April 13, 2012

Royce Matthews would like to welcome you to Columbus, Georgia

Columbus, GA is a great place to live and to start a business. We moved here from Germany 7 years ago and have decided to retire here. My husband has a few years left in the Army and we have also started a bake shop since moving here. Columbus has a lot to offer if you like sports, entertainment, college life, or are in the military or are retired military. We are an hour from Atlanta and close to Alabama and Florida. Columbus has lots to offer everyone.


New York Blog Series Part 5: Thanksgiving Football In Brooklyn New York

December 12, 2011

In my wildest dreams the last thing I thought I would do during my trip was to play football on Thanksgiving Day in Brooklyn, NY. My Brother In Law Charles plays every year. Charles suprised me in how athletic he was. At 42 he has an outisde chance to suit up on Sundays in the NFL.

Hanging out in NY with my Brother In Law Charles

Before the game  started everyone showed love to each other with handshakes and hugs. I blended in like I was one of them. Not one person treated me like I was from out of town. In the south you hear rumors about how unfriendly New Yorkers can be. It was a great display of hope for each other. All I saw was black on black time.

After the hugs and hellos it was game time. Touch Football with a Tackle Football feel. The rules were simple, it’s touch but if you get a chance to knock someone off their feet through a block or by preventing them from catching the ball by all means do it.

Are You Ready For Ready For Football?

Our team lost 7 touchdowns to 4. Charles scored 1 touchdown and had 1 interception.
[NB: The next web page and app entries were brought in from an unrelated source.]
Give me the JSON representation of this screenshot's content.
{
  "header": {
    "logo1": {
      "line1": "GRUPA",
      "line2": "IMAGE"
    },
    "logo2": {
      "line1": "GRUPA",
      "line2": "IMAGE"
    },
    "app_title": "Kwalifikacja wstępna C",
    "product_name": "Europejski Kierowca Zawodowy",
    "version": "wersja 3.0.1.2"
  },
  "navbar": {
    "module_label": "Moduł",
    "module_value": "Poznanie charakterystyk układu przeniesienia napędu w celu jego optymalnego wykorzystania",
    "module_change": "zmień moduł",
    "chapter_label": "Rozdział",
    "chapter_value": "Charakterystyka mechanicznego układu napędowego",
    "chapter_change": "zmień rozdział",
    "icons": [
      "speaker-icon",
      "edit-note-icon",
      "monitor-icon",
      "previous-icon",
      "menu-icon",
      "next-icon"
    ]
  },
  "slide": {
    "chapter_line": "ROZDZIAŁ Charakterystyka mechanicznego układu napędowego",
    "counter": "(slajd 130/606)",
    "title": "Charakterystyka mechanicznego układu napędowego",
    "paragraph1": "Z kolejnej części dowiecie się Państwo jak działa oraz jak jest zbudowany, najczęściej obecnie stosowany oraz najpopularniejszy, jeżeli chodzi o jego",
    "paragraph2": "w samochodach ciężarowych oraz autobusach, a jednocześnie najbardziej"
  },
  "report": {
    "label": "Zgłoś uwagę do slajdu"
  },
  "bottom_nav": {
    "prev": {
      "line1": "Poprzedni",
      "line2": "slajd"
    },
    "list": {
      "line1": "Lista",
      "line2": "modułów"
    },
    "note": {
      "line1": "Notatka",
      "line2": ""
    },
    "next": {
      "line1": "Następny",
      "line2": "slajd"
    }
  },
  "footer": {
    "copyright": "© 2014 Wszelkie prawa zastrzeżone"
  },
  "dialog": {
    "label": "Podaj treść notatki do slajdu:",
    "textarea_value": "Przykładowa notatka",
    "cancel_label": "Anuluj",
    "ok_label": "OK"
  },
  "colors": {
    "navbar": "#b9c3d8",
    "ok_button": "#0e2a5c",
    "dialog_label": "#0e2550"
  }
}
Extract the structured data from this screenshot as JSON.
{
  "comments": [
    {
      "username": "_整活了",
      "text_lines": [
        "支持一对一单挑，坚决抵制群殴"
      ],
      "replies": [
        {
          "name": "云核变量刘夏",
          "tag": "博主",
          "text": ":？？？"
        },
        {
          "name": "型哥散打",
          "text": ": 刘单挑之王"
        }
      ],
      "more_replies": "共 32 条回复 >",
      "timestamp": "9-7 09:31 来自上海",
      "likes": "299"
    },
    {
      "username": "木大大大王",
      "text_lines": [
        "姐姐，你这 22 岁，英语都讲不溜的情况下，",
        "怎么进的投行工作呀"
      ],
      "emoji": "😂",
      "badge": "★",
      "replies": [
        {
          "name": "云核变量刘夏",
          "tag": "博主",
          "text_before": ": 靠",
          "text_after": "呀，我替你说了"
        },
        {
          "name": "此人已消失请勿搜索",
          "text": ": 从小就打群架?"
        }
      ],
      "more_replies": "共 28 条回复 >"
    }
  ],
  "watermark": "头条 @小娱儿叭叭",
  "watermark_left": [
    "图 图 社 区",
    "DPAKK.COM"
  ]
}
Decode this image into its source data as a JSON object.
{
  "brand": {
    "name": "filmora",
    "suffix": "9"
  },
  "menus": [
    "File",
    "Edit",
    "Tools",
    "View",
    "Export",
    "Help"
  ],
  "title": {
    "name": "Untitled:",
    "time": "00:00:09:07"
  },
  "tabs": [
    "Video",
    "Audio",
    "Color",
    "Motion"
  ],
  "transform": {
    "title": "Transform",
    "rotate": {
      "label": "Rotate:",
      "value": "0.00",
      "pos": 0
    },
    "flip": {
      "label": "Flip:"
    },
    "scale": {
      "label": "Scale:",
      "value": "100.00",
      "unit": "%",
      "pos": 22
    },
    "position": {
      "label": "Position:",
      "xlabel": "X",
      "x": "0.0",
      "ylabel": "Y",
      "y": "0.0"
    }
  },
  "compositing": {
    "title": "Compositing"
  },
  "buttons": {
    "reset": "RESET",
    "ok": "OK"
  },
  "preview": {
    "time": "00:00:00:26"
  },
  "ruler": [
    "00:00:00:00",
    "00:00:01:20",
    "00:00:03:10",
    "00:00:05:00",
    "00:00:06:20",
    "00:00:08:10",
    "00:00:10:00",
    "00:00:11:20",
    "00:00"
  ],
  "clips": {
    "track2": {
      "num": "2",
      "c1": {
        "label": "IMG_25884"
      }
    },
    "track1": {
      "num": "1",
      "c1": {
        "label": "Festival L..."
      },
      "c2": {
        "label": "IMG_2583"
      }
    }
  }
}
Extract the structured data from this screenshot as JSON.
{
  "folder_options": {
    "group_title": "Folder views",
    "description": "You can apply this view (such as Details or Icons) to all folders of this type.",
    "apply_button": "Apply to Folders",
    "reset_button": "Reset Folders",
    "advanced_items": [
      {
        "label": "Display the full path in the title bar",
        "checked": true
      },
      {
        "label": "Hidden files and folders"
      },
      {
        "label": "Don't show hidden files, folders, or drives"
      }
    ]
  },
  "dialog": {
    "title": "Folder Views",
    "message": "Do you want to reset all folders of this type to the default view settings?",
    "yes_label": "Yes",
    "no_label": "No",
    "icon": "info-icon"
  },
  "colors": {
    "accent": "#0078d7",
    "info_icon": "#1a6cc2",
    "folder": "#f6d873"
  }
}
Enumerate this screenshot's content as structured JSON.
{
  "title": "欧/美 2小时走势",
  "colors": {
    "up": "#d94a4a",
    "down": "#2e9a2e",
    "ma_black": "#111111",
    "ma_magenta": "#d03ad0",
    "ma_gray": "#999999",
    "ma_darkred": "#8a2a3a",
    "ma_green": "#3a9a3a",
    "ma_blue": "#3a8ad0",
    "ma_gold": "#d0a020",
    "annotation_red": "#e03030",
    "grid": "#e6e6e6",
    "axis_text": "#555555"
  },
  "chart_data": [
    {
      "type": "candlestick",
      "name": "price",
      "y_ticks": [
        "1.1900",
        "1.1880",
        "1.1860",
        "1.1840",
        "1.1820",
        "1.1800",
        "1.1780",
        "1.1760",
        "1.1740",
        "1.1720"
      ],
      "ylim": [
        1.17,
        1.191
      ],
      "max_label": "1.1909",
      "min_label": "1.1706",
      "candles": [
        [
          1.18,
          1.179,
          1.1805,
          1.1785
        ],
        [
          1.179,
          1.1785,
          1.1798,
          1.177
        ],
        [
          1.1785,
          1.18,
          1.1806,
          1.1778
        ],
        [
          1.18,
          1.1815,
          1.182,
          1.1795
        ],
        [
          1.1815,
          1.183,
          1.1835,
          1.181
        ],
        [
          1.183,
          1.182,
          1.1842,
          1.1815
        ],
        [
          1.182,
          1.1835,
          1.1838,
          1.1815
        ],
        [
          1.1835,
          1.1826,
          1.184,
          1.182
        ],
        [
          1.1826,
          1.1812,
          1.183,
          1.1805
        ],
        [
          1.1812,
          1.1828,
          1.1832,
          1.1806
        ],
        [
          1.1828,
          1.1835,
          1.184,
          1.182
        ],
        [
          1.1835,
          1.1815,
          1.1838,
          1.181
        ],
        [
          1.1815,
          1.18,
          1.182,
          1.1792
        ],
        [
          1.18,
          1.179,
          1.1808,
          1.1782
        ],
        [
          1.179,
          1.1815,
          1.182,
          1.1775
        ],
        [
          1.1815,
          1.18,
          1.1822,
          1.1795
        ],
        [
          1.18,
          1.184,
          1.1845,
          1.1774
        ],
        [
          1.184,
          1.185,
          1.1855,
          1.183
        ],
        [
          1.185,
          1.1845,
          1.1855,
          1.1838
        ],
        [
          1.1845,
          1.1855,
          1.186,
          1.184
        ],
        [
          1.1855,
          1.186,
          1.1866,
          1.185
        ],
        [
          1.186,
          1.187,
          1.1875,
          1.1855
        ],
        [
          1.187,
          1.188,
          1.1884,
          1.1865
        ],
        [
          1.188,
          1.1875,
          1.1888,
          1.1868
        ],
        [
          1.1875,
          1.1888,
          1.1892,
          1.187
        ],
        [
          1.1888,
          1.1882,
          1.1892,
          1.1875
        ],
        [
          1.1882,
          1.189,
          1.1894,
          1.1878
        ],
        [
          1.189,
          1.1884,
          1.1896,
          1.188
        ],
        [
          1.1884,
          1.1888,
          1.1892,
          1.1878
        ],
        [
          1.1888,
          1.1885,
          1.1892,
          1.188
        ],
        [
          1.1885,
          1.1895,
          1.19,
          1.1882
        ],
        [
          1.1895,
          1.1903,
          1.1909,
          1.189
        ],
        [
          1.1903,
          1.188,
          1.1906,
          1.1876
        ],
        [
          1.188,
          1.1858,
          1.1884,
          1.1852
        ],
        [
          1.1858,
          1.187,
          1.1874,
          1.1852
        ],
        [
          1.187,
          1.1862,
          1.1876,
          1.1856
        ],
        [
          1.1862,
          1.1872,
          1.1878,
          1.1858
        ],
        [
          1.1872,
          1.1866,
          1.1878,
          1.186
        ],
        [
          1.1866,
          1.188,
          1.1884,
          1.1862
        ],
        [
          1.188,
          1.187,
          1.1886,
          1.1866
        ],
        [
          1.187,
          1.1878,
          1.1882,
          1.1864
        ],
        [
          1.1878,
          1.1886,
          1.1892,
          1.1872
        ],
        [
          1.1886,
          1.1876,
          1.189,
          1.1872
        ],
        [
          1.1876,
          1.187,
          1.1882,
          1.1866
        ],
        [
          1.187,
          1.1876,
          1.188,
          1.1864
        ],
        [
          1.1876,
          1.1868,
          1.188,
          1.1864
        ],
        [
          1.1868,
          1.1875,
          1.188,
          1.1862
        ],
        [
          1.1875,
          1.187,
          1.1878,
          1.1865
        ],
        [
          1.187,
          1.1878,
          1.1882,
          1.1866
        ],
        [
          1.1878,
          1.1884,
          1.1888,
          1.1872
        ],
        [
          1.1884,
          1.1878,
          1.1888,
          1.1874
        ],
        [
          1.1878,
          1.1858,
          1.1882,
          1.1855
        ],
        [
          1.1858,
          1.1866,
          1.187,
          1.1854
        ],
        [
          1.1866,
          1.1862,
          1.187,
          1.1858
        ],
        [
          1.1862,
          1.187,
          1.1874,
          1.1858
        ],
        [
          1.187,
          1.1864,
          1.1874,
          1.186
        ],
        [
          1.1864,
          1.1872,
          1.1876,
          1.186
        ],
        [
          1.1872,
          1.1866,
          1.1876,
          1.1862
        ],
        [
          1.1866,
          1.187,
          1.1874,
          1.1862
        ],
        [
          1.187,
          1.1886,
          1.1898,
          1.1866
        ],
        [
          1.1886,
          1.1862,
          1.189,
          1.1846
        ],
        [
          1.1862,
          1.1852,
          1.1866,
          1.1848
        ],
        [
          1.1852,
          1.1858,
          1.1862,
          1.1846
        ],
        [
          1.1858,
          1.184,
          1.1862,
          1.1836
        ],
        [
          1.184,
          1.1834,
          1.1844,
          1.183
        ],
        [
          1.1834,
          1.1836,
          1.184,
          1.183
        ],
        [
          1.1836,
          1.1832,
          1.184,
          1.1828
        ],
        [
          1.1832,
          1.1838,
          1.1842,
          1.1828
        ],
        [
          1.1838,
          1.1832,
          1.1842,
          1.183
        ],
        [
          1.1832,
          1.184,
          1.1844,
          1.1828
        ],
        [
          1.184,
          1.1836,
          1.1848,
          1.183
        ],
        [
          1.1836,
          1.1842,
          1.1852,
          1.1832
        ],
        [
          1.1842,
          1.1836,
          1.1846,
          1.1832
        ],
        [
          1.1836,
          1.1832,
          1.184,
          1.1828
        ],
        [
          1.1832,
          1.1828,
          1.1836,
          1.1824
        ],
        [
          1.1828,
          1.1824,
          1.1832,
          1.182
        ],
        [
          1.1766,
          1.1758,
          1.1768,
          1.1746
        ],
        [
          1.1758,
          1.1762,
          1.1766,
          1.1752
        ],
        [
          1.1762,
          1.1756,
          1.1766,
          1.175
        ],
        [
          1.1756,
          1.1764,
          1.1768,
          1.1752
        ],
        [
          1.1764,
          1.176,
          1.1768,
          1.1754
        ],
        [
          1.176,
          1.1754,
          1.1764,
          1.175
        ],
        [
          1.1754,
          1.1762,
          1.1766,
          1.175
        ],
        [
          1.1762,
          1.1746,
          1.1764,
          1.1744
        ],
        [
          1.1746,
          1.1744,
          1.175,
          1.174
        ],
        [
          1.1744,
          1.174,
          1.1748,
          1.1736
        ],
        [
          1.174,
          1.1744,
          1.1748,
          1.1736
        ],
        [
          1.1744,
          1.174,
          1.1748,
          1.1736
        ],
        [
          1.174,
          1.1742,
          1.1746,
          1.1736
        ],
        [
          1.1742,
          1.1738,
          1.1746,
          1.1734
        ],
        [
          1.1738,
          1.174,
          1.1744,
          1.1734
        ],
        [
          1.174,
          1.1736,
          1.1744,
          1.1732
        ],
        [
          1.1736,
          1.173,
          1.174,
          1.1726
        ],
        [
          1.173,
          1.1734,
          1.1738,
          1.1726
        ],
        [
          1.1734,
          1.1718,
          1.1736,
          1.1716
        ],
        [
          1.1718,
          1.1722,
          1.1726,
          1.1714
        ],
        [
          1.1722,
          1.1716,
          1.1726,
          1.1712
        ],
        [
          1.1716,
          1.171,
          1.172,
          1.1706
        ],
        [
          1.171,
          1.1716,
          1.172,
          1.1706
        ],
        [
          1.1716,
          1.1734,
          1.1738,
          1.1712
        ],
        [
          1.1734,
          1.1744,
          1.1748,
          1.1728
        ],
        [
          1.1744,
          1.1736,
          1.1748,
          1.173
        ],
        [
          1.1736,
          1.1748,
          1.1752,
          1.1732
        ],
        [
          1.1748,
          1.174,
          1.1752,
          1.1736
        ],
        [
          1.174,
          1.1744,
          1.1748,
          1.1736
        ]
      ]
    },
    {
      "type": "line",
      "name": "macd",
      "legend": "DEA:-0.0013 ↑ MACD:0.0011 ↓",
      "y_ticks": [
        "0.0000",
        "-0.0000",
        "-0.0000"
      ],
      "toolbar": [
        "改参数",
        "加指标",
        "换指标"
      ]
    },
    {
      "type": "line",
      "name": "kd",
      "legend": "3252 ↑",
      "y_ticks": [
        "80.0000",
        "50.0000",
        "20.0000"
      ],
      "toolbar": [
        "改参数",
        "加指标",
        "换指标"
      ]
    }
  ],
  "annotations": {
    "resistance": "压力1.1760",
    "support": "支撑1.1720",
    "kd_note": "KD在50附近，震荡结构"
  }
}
I had 2 catches that both went for firstdowns. We lost our momentum when Charles went out injured. Charles went for a pass and ran his thigh into a pole. Yes a pole. The playing field was a school playground that still had basketball goals up.

Football Game MVP who represents the Army

After the game I ate like a grown man and slept like a baby. This is what you are supposed to do on Thanksgiving Day.

If you Missed any of the Blog Series episodes:

https://encouragementspeaker.wordpress.com/2011/11/29/new-york-blog-series-part-1-booksigning-at-a-gas-station/

https://encouragementspeaker.wordpress.com/2011/11/30/new-york-blog-series-part-2-baltimore-to-the-rescue/

https://encouragementspeaker.wordpress.com/2011/12/01/new-york-blog-series-part-3-brooklyn-bound/

https://encouragementspeaker.wordpress.com/2011/12/08/new-york-blog-series-part-4-making-moves-in-manhattan/